Items from an interface collection
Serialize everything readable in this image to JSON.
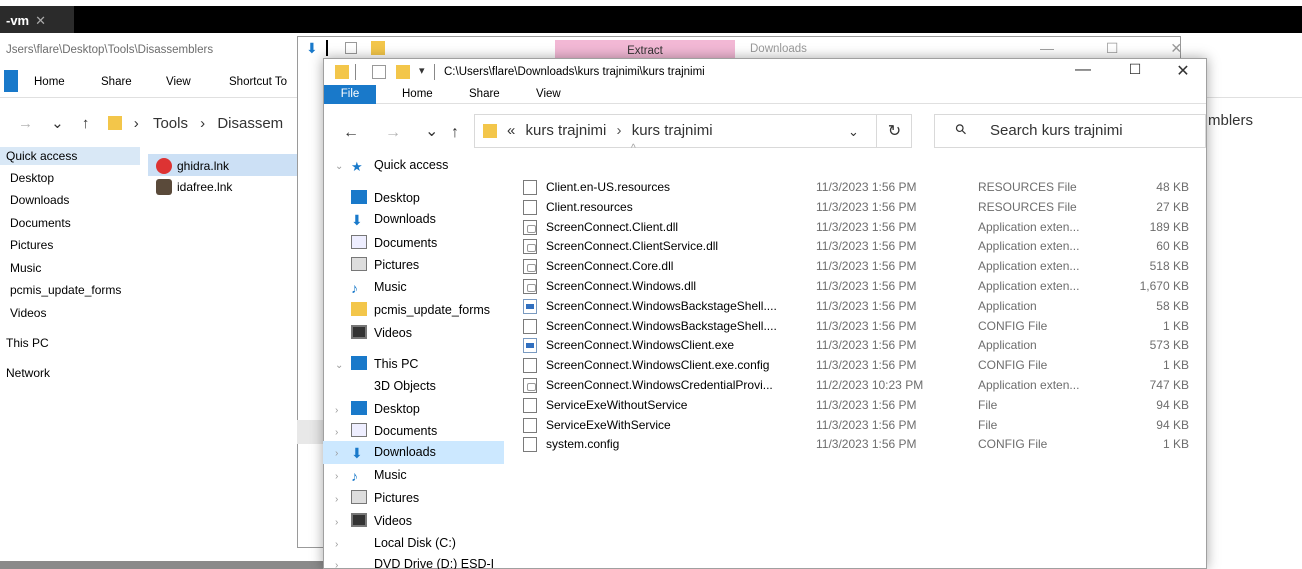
{
  "vm_tab": {
    "label": "-vm",
    "close": "✕"
  },
  "back_window": {
    "path": "Jsers\\flare\\Desktop\\Tools\\Disassemblers",
    "tabs": [
      "Home",
      "Share",
      "View",
      "Shortcut To"
    ],
    "breadcrumb": [
      "Tools",
      "Disassem"
    ],
    "right_crumb": "mblers",
    "sidebar": [
      "Quick access",
      "Desktop",
      "Downloads",
      "Documents",
      "Pictures",
      "Music",
      "pcmis_update_forms",
      "Videos",
      "This PC",
      "Network"
    ],
    "files": [
      "ghidra.lnk",
      "idafree.lnk"
    ]
  },
  "mid_window": {
    "tab_label": "Extract",
    "title": "Downloads"
  },
  "window": {
    "title": "C:\\Users\\flare\\Downloads\\kurs trajnimi\\kurs trajnimi",
    "controls": {
      "minimize": "—",
      "maximize": "☐",
      "close": "✕"
    },
    "ribbon_tabs": {
      "file": "File",
      "home": "Home",
      "share": "Share",
      "view": "View"
    }
  },
  "nav": {
    "back": "←",
    "forward": "→",
    "recent": "⌄",
    "up": "↑",
    "address_prefix": "«",
    "address": [
      "kurs trajnimi",
      "kurs trajnimi"
    ],
    "refresh": "↻",
    "search_placeholder": "Search kurs trajnimi"
  },
  "nav_pane": {
    "quick_access": "Quick access",
    "items": [
      {
        "label": "Desktop",
        "icon": "desktop-icon"
      },
      {
        "label": "Downloads",
        "icon": "downloads-icon"
      },
      {
        "label": "Documents",
        "icon": "documents-icon"
      },
      {
        "label": "Pictures",
        "icon": "pictures-icon"
      },
      {
        "label": "Music",
        "icon": "music-icon"
      },
      {
        "label": "pcmis_update_forms",
        "icon": "folder-icon"
      },
      {
        "label": "Videos",
        "icon": "videos-icon"
      }
    ],
    "this_pc": "This PC",
    "pc_items": [
      {
        "label": "3D Objects",
        "icon": "3d-objects-icon"
      },
      {
        "label": "Desktop",
        "icon": "desktop-icon"
      },
      {
        "label": "Documents",
        "icon": "documents-icon"
      },
      {
        "label": "Downloads",
        "icon": "downloads-icon",
        "selected": true
      },
      {
        "label": "Music",
        "icon": "music-icon"
      },
      {
        "label": "Pictures",
        "icon": "pictures-icon"
      },
      {
        "label": "Videos",
        "icon": "videos-icon"
      },
      {
        "label": "Local Disk (C:)",
        "icon": "disk-icon"
      },
      {
        "label": "DVD Drive (D:) ESD-I",
        "icon": "dvd-icon"
      }
    ]
  },
  "files": [
    {
      "name": "Client.en-US.resources",
      "date": "11/3/2023 1:56 PM",
      "type": "RESOURCES File",
      "size": "48 KB",
      "kind": "file"
    },
    {
      "name": "Client.resources",
      "date": "11/3/2023 1:56 PM",
      "type": "RESOURCES File",
      "size": "27 KB",
      "kind": "file"
    },
    {
      "name": "ScreenConnect.Client.dll",
      "date": "11/3/2023 1:56 PM",
      "type": "Application exten...",
      "size": "189 KB",
      "kind": "dll"
    },
    {
      "name": "ScreenConnect.ClientService.dll",
      "date": "11/3/2023 1:56 PM",
      "type": "Application exten...",
      "size": "60 KB",
      "kind": "dll"
    },
    {
      "name": "ScreenConnect.Core.dll",
      "date": "11/3/2023 1:56 PM",
      "type": "Application exten...",
      "size": "518 KB",
      "kind": "dll"
    },
    {
      "name": "ScreenConnect.Windows.dll",
      "date": "11/3/2023 1:56 PM",
      "type": "Application exten...",
      "size": "1,670 KB",
      "kind": "dll"
    },
    {
      "name": "ScreenConnect.WindowsBackstageShell....",
      "date": "11/3/2023 1:56 PM",
      "type": "Application",
      "size": "58 KB",
      "kind": "exe"
    },
    {
      "name": "ScreenConnect.WindowsBackstageShell....",
      "date": "11/3/2023 1:56 PM",
      "type": "CONFIG File",
      "size": "1 KB",
      "kind": "file"
    },
    {
      "name": "ScreenConnect.WindowsClient.exe",
      "date": "11/3/2023 1:56 PM",
      "type": "Application",
      "size": "573 KB",
      "kind": "exe"
    },
    {
      "name": "ScreenConnect.WindowsClient.exe.config",
      "date": "11/3/2023 1:56 PM",
      "type": "CONFIG File",
      "size": "1 KB",
      "kind": "file"
    },
    {
      "name": "ScreenConnect.WindowsCredentialProvi...",
      "date": "11/2/2023 10:23 PM",
      "type": "Application exten...",
      "size": "747 KB",
      "kind": "dll"
    },
    {
      "name": "ServiceExeWithoutService",
      "date": "11/3/2023 1:56 PM",
      "type": "File",
      "size": "94 KB",
      "kind": "file"
    },
    {
      "name": "ServiceExeWithService",
      "date": "11/3/2023 1:56 PM",
      "type": "File",
      "size": "94 KB",
      "kind": "file"
    },
    {
      "name": "system.config",
      "date": "11/3/2023 1:56 PM",
      "type": "CONFIG File",
      "size": "1 KB",
      "kind": "file"
    }
  ],
  "colors": {
    "accent": "#1979ca",
    "selection": "#cce8ff",
    "folder": "#f3c64a",
    "extract_tab": "#f2b8d5"
  }
}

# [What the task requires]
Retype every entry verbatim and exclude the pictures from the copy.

# [Expected answer]
Serialize everything readable in this image to JSON.
{
  "vm_tab": {
    "label": "-vm",
    "close": "✕"
  },
  "back_window": {
    "path": "Jsers\\flare\\Desktop\\Tools\\Disassemblers",
    "tabs": [
      "Home",
      "Share",
      "View",
      "Shortcut To"
    ],
    "breadcrumb": [
      "Tools",
      "Disassem"
    ],
    "right_crumb": "mblers",
    "sidebar": [
      "Quick access",
      "Desktop",
      "Downloads",
      "Documents",
      "Pictures",
      "Music",
      "pcmis_update_forms",
      "Videos",
      "This PC",
      "Network"
    ],
    "files": [
      "ghidra.lnk",
      "idafree.lnk"
    ]
  },
  "mid_window": {
    "tab_label": "Extract",
    "title": "Downloads"
  },
  "window": {
    "title": "C:\\Users\\flare\\Downloads\\kurs trajnimi\\kurs trajnimi",
    "controls": {
      "minimize": "—",
      "maximize": "☐",
      "close": "✕"
    },
    "ribbon_tabs": {
      "file": "File",
      "home": "Home",
      "share": "Share",
      "view": "View"
    }
  },
  "nav": {
    "back": "←",
    "forward": "→",
    "recent": "⌄",
    "up": "↑",
    "address_prefix": "«",
    "address": [
      "kurs trajnimi",
      "kurs trajnimi"
    ],
    "refresh": "↻",
    "search_placeholder": "Search kurs trajnimi"
  },
  "nav_pane": {
    "quick_access": "Quick access",
    "items": [
      {
        "label": "Desktop",
        "icon": "desktop-icon"
      },
      {
        "label": "Downloads",
        "icon": "downloads-icon"
      },
      {
        "label": "Documents",
        "icon": "documents-icon"
      },
      {
        "label": "Pictures",
        "icon": "pictures-icon"
      },
      {
        "label": "Music",
        "icon": "music-icon"
      },
      {
        "label": "pcmis_update_forms",
        "icon": "folder-icon"
      },
      {
        "label": "Videos",
        "icon": "videos-icon"
      }
    ],
    "this_pc": "This PC",
    "pc_items": [
      {
        "label": "3D Objects",
        "icon": "3d-objects-icon"
      },
      {
        "label": "Desktop",
        "icon": "desktop-icon"
      },
      {
        "label": "Documents",
        "icon": "documents-icon"
      },
      {
        "label": "Downloads",
        "icon": "downloads-icon",
        "selected": true
      },
      {
        "label": "Music",
        "icon": "music-icon"
      },
      {
        "label": "Pictures",
        "icon": "pictures-icon"
      },
      {
        "label": "Videos",
        "icon": "videos-icon"
      },
      {
        "label": "Local Disk (C:)",
        "icon": "disk-icon"
      },
      {
        "label": "DVD Drive (D:) ESD-I",
        "icon": "dvd-icon"
      }
    ]
  },
  "files": [
    {
      "name": "Client.en-US.resources",
      "date": "11/3/2023 1:56 PM",
      "type": "RESOURCES File",
      "size": "48 KB",
      "kind": "file"
    },
    {
      "name": "Client.resources",
      "date": "11/3/2023 1:56 PM",
      "type": "RESOURCES File",
      "size": "27 KB",
      "kind": "file"
    },
    {
      "name": "ScreenConnect.Client.dll",
      "date": "11/3/2023 1:56 PM",
      "type": "Application exten...",
      "size": "189 KB",
      "kind": "dll"
    },
    {
      "name": "ScreenConnect.ClientService.dll",
      "date": "11/3/2023 1:56 PM",
      "type": "Application exten...",
      "size": "60 KB",
      "kind": "dll"
    },
    {
      "name": "ScreenConnect.Core.dll",
      "date": "11/3/2023 1:56 PM",
      "type": "Application exten...",
      "size": "518 KB",
      "kind": "dll"
    },
    {
      "name": "ScreenConnect.Windows.dll",
      "date": "11/3/2023 1:56 PM",
      "type": "Application exten...",
      "size": "1,670 KB",
      "kind": "dll"
    },
    {
      "name": "ScreenConnect.WindowsBackstageShell....",
      "date": "11/3/2023 1:56 PM",
      "type": "Application",
      "size": "58 KB",
      "kind": "exe"
    },
    {
      "name": "ScreenConnect.WindowsBackstageShell....",
      "date": "11/3/2023 1:56 PM",
      "type": "CONFIG File",
      "size": "1 KB",
      "kind": "file"
    },
    {
      "name": "ScreenConnect.WindowsClient.exe",
      "date": "11/3/2023 1:56 PM",
      "type": "Application",
      "size": "573 KB",
      "kind": "exe"
    },
    {
      "name": "ScreenConnect.WindowsClient.exe.config",
      "date": "11/3/2023 1:56 PM",
      "type": "CONFIG File",
      "size": "1 KB",
      "kind": "file"
    },
    {
      "name": "ScreenConnect.WindowsCredentialProvi...",
      "date": "11/2/2023 10:23 PM",
      "type": "Application exten...",
      "size": "747 KB",
      "kind": "dll"
    },
    {
      "name": "ServiceExeWithoutService",
      "date": "11/3/2023 1:56 PM",
      "type": "File",
      "size": "94 KB",
      "kind": "file"
    },
    {
      "name": "ServiceExeWithService",
      "date": "11/3/2023 1:56 PM",
      "type": "File",
      "size": "94 KB",
      "kind": "file"
    },
    {
      "name": "system.config",
      "date": "11/3/2023 1:56 PM",
      "type": "CONFIG File",
      "size": "1 KB",
      "kind": "file"
    }
  ],
  "colors": {
    "accent": "#1979ca",
    "selection": "#cce8ff",
    "folder": "#f3c64a",
    "extract_tab": "#f2b8d5"
  }
}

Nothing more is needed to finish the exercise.